The student government at American River College in Sacramento has been having difficulty telling the difference between rendering to Caesar and rendering to God. (They get the two of them mixed up.) That confusion has now been resolved, the students at ARC having voted to sweep the dominant Slavic Christian coalition out of office. A slate of students calling itself ARC Students for Change triumphed in an election that boasted a staggering 9% turnout. (Yes, we're grading that on the curve because a typical school election sees ballots cast by only about 1% of the student body.)
My friend and former student “Steve” is a professor at American River College. He served as a poll worker in the two-day election. The college administration decided it would recruit faculty members to monitor the voting and validate student registration before handing out ballots. Since the student council incumbents were not particularly careful about following rules or discharging their responsibilities as elected officials, it was probably a prudent move by the ARC administration. Steve said that many voters had Russian-language fliers, indicating that they were probably supporters of the highly organized Ukrainian immigrant community that dominated campus politics during the past year. A joke going around on the Sacramento campus was that ARC stood for “A Russian College” (although Ukrainians are not necessarily fond of being described as Russians).
During the ascendancy of the extremely conservative Slavic Christians, the student council endorsed the anti-gay Proposition 8, decried the pro-gay National Day of Silence, and opposed a fund-raising rock concert on campus (most musicians being satanists and all). The recent campaign featured a pledge by ARC Students 4 Liberty (the slate formed by the incumbents and their allies) to support a Student Bill of Rights. That sounds harmless enough, until you find out that their notion of a student bill of rights is one that gives them the right to decide what the correct answers are in their classes. Does your astronomy professor say that the earth is 4.5 billion years old? Not a problem. You have a right to say it's only 6000 years old because God told you that. Did your anthropology professor try to teach you about human evolution? Scratch out Cro-Magnon in your textbook and write in Adam and Eve. See how that works?
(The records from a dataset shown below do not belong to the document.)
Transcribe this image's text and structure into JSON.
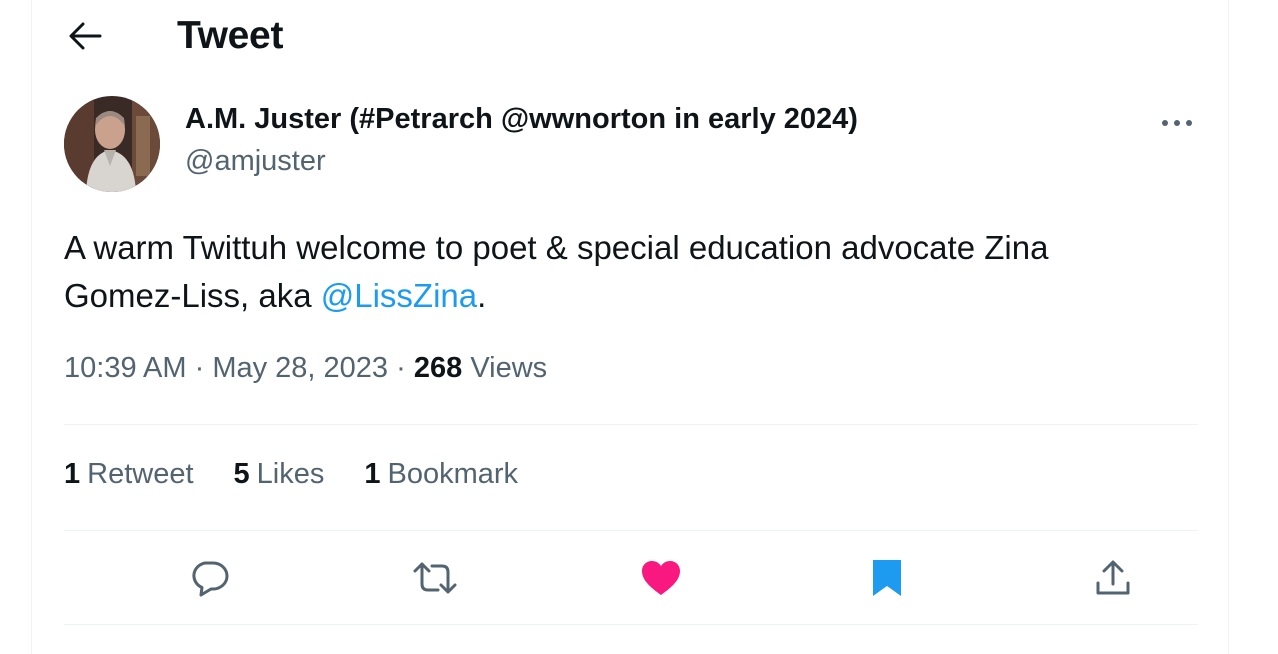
{
  "header": {
    "title": "Tweet",
    "back_icon": "arrow-left-icon"
  },
  "tweet": {
    "author": {
      "display_name": "A.M. Juster (#Petrarch @wwnorton in early 2024)",
      "handle": "@amjuster"
    },
    "text_before": "A warm Twittuh welcome to poet & special education advocate Zina Gomez-Liss, aka ",
    "mention": "@LissZina",
    "text_after": ".",
    "time": "10:39 AM",
    "date": "May 28, 2023",
    "separator": "·",
    "views_count": "268",
    "views_label": "Views"
  },
  "stats": {
    "retweets_count": "1",
    "retweets_label": "Retweet",
    "likes_count": "5",
    "likes_label": "Likes",
    "bookmarks_count": "1",
    "bookmarks_label": "Bookmark"
  },
  "actions": {
    "reply_icon": "reply-icon",
    "retweet_icon": "retweet-icon",
    "like_icon": "heart-icon",
    "bookmark_icon": "bookmark-icon",
    "share_icon": "share-icon"
  },
  "colors": {
    "accent": "#1d9bf0",
    "like": "#f91880",
    "muted": "#536471",
    "text": "#0f1419",
    "divider": "#eff3f4"
  }
}
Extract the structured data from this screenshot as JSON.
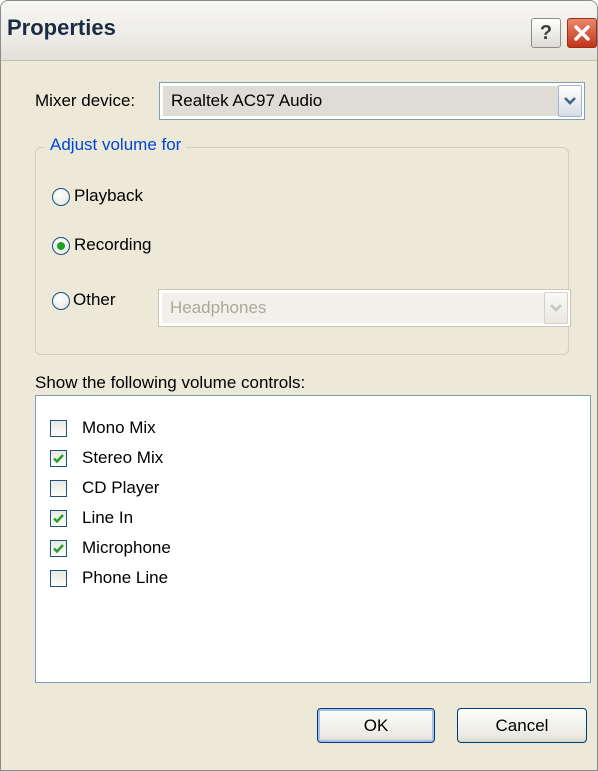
{
  "window": {
    "title": "Properties",
    "help_label": "?"
  },
  "mixer": {
    "label": "Mixer device:",
    "value": "Realtek AC97 Audio"
  },
  "adjust": {
    "legend": "Adjust volume for",
    "options": [
      {
        "label": "Playback",
        "checked": false
      },
      {
        "label": "Recording",
        "checked": true
      },
      {
        "label": "Other",
        "checked": false
      }
    ],
    "other_value": "Headphones"
  },
  "controls": {
    "label": "Show the following volume controls:",
    "items": [
      {
        "label": "Mono Mix",
        "checked": false
      },
      {
        "label": "Stereo Mix",
        "checked": true
      },
      {
        "label": "CD Player",
        "checked": false
      },
      {
        "label": "Line In",
        "checked": true
      },
      {
        "label": "Microphone",
        "checked": true
      },
      {
        "label": "Phone Line",
        "checked": false
      }
    ]
  },
  "buttons": {
    "ok": "OK",
    "cancel": "Cancel"
  },
  "colors": {
    "accent": "#0046d5",
    "check": "#21a121",
    "face": "#ece9d8"
  }
}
Well, it didn't work. The Change slate took 14 of the 17 elective positions, including the presidency. The so-called Liberty slate tried its best to smear Change presidential candidate David L. Fisher by distributing a flier accusing him of drunk and reckless driving. Steve didn't know if there was any truth to the allegation, but it was a remarkably swift descent to the gutter. He pointed out that the Liberty candidates were quick to rip off the platform of the Change slate, since Change had made a textbook rental program a key campaign plank. The Liberty slate embraced it as if it was its own idea. (Apparently “Thou shalt not steal” does not apply to your opponents' political programs.)
The losing presidential candidate on the Liberty ticket, Yuriy Popko, declined to concede gracefully. He was quoted in the Sacramento Bee's on-line report as saying, “The administration and faculty have conspired to remove us from office since they don't approve of the image of ARC as having a conservative student body.”
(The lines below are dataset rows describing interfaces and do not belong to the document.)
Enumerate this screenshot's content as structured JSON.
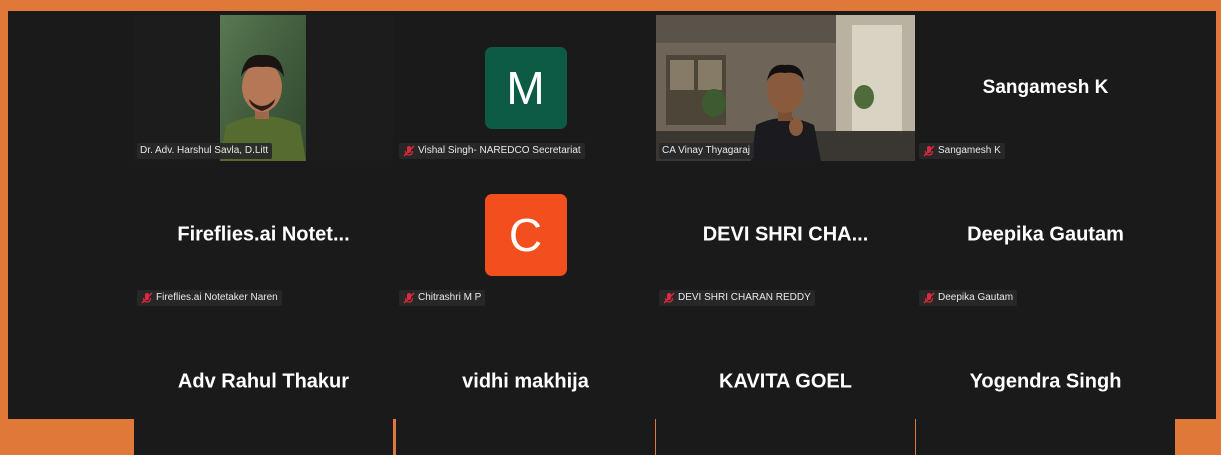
{
  "participants": [
    {
      "name": "Dr. Adv. Harshul Savla, D.Litt",
      "type": "video",
      "active": true,
      "muted": false
    },
    {
      "name": "Vishal Singh- NAREDCO Secretariat",
      "type": "avatar",
      "initial": "M",
      "avatar_color": "#0d5b44",
      "muted": true
    },
    {
      "name": "CA Vinay Thyagaraj",
      "type": "video",
      "muted": false
    },
    {
      "name": "Sangamesh K",
      "type": "name",
      "display": "Sangamesh K",
      "muted": true
    },
    {
      "name": "Fireflies.ai Notetaker Naren",
      "type": "name",
      "display": "Fireflies.ai  Notet...",
      "muted": true
    },
    {
      "name": "Chitrashri M P",
      "type": "avatar",
      "initial": "C",
      "avatar_color": "#f24e1e",
      "muted": true
    },
    {
      "name": "DEVI SHRI CHARAN REDDY",
      "type": "name",
      "display": "DEVI  SHRI  CHA...",
      "muted": true
    },
    {
      "name": "Deepika Gautam",
      "type": "name",
      "display": "Deepika Gautam",
      "muted": true
    },
    {
      "name": "",
      "type": "name",
      "display": "Adv Rahul Thakur"
    },
    {
      "name": "",
      "type": "name",
      "display": "vidhi makhija"
    },
    {
      "name": "",
      "type": "name",
      "display": "KAVITA GOEL"
    },
    {
      "name": "",
      "type": "name",
      "display": "Yogendra Singh"
    }
  ],
  "colors": {
    "active_border": "#3fd37b",
    "mute_icon": "#e0283c",
    "window_border": "#e0783a"
  }
}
The college president issued a statement Friday afternoon with some mild comments about the election:
This was a highly contested election with some strong disagreement among the candidates on the purpose and direction of student government at American River College. There were healthy discussions, and some less than positive, in which students learned directly about the nature of the democratic process and freedom of speech.As you can see, the college president was careful not to identify those who behaved badly during the campaign.
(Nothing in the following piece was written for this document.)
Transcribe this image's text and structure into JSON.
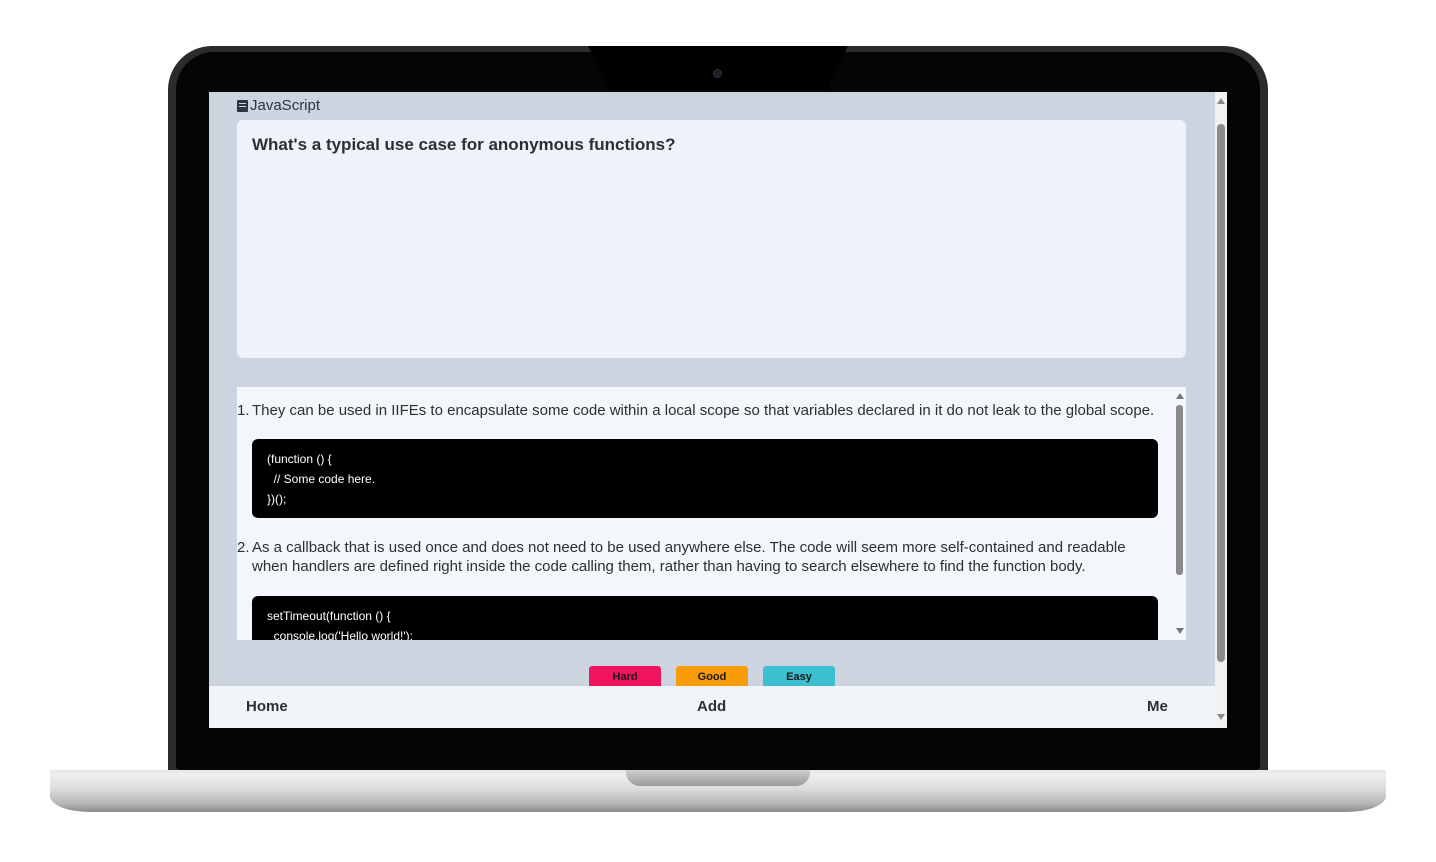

There is no doubt that debates and differences on issues will continue at ARC. While we promote open expression within the bounds of courtesy, sensitivity and respect, not all students have learned or exhibited these values. Our education process continues.
Steve agrees that the administration and faculty were probably pleased to see the defeat of Popko's slate. He, personally, was delighted. As far as any conspiracy goes, however, Steve said it was simply a matter of getting out the vote and monitoring the election to prevent cheating. Students received an e-mail reminder about the two days of voting (Tuesday and Wednesday) and the polls were kept open both days from 9:00 in the morning till 9:00 in the evening. Some teachers announced the start of balloting in their classrooms and a few offered extra credit for voting. Steve says that might be appropriate in a political science class, but he didn't offer any points to his algebra students. The Liberty slate immediately accused the faculty of offering extra credit for voting against the Liberty candidates, but Steven is certain no professor was foolish enough to do that. Just getting out the vote was likely to dilute the support for the right-wing Christian coalition—unless, of course, they were truly representative of the ARC student body.
It seems they weren't.